asked the Attorney-General (1) whether he has considered the case of Otto Weitz Grainger, a youth who having repeatedly offered to register under the Aliens Restriction Order, and having been declined registration as not being an alien enemy, was in February prosecuted at Brentford for being an unregistered alien enemy, but was discharged by the magistrates and told not to register, but has since been interned in a camp with alien enemies; and will he say whether 1464 any prosecution will be undertaken against him; and (2) whether Otto Weitz Grainger being doubtful of his nationality according to English law, made himself known at the outbreak of war to the police at Ramsgate, then offered to enlist but was refused as an alien; whether on removal to Gloucester he again offered to register with the police, and was registered as an alien friend, and was subsequently prosecuted at Brentford by the police authorities for being an unregistered alien enemy, was there discharged and informed by the magistrates that he should not register; again consulted his solicitor in view of a decision in the Court of Appeal affecting the position of aliens, and was advised not to register but obey the magisterial decision, who has since been arrested presumably as an unregistered alien enemy and interned; whether he is aware that Otto Weitz Grainger was stated by the police conducting the case at Brentford to have had his whereabouts known at Scotland Yard since August, and that he has never gone anywhere without notifying the police; and, if so, why was he not arrested before 10th March; whether he is aware that when requested to discover the birthplace of his father, who has been for years lost to him, he made inquiries which resulted in his producing a marriage certificate in which his father was stated to have been born at Grevenbroich, Germany; whether it is in consequence of this that he is now interned; whether he is aware that Otto Weitz Grainger has only resided a few weeks in Germany since he was born, and is imperfectly acquainted with the German language; and whether, in view of these facts, this youth may now be set at liberty, especially as respectable parties are willing to be guarantee of his good behaviour?
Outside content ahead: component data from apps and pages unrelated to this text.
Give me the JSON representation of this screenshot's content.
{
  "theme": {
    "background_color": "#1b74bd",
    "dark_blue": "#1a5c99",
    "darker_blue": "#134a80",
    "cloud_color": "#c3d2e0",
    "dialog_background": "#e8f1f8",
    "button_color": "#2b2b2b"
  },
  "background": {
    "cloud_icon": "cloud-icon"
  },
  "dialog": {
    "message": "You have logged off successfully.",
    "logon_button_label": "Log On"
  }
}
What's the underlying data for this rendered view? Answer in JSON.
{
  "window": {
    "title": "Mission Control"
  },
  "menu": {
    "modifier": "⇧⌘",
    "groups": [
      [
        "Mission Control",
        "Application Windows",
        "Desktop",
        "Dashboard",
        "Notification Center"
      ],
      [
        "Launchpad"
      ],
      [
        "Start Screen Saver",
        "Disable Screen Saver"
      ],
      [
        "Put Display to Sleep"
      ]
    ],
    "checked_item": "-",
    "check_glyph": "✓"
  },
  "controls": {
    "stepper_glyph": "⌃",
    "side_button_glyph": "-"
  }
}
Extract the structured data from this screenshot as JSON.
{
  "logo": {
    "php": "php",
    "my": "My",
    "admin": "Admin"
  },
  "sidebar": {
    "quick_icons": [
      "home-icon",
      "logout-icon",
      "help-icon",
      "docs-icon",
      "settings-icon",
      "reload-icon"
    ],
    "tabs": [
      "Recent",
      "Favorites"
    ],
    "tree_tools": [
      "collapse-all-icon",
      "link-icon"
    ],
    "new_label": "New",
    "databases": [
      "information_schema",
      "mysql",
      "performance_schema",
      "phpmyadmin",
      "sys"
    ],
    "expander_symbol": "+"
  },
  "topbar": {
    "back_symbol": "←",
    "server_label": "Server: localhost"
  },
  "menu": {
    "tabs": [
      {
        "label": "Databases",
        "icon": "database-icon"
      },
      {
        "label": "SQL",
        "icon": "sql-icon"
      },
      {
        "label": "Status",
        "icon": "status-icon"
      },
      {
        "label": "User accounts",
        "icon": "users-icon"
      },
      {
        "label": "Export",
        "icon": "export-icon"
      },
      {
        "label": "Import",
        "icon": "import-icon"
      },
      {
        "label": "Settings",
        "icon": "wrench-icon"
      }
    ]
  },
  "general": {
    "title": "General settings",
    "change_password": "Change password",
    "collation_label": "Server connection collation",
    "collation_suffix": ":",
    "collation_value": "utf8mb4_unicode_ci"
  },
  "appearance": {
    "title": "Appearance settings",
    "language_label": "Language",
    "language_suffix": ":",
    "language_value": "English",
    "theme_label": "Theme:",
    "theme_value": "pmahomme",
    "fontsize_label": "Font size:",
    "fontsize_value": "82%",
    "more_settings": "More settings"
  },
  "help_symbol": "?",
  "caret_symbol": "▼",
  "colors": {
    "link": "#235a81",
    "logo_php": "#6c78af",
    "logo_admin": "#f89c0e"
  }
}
§ The SECRETARY of STATE for the HOME DEPARTMENT (Mr. McKenna)
The Attorney-General has asked me to reply to these questions. The young man to whom the questions relate succeeded for some time in the provinces in passing as a Dutch subject. It is not the fact that his whereabouts were known to the Metropolitan Police since August. They got into touch with him at the end of December and he was arrested on the 2nd of January. He was prosecuted for failing to register as an alien enemy, and though the magistrate at Brentford eventually dismissed the charge, further consideration of all the facts, including the marriage certificate which showed that his 1465 father was born in Germany, pointed clearly to the conclusion that he was of German nationality—like his mother and sisters who had duly registered themselves as such. He was thereupon arrested and handed over to the military authorities for internment as an alien enemy, and I am advised that no hope of his release can be held out.
§ 33. Mr. R. McNEILL
asked the Home Secretary if he is aware of the circumstances in which Bruno Schmidt-Reder, a major in the German Army, who was released from the prisoners' camp at Dorchester, was permitted to leave the country without an order From the Home Office; and why he was not detained at Folkestone, seeing that the War Office had issued an order for his rearrest?
§ Mr. McKENNA
No, Sir; this German officer did not leave the country without a permit from the Home Office. A permit was duly issued by agreement with the War Office, and there was no reason for detaining him at Folkestone. The War Office did not issue an order for his rearrest.
§ Mr. McNEILL
Is the right hon. Gentleman aware that this gentleman, when he went back to Germany, said that he got away without an order from the Home Office?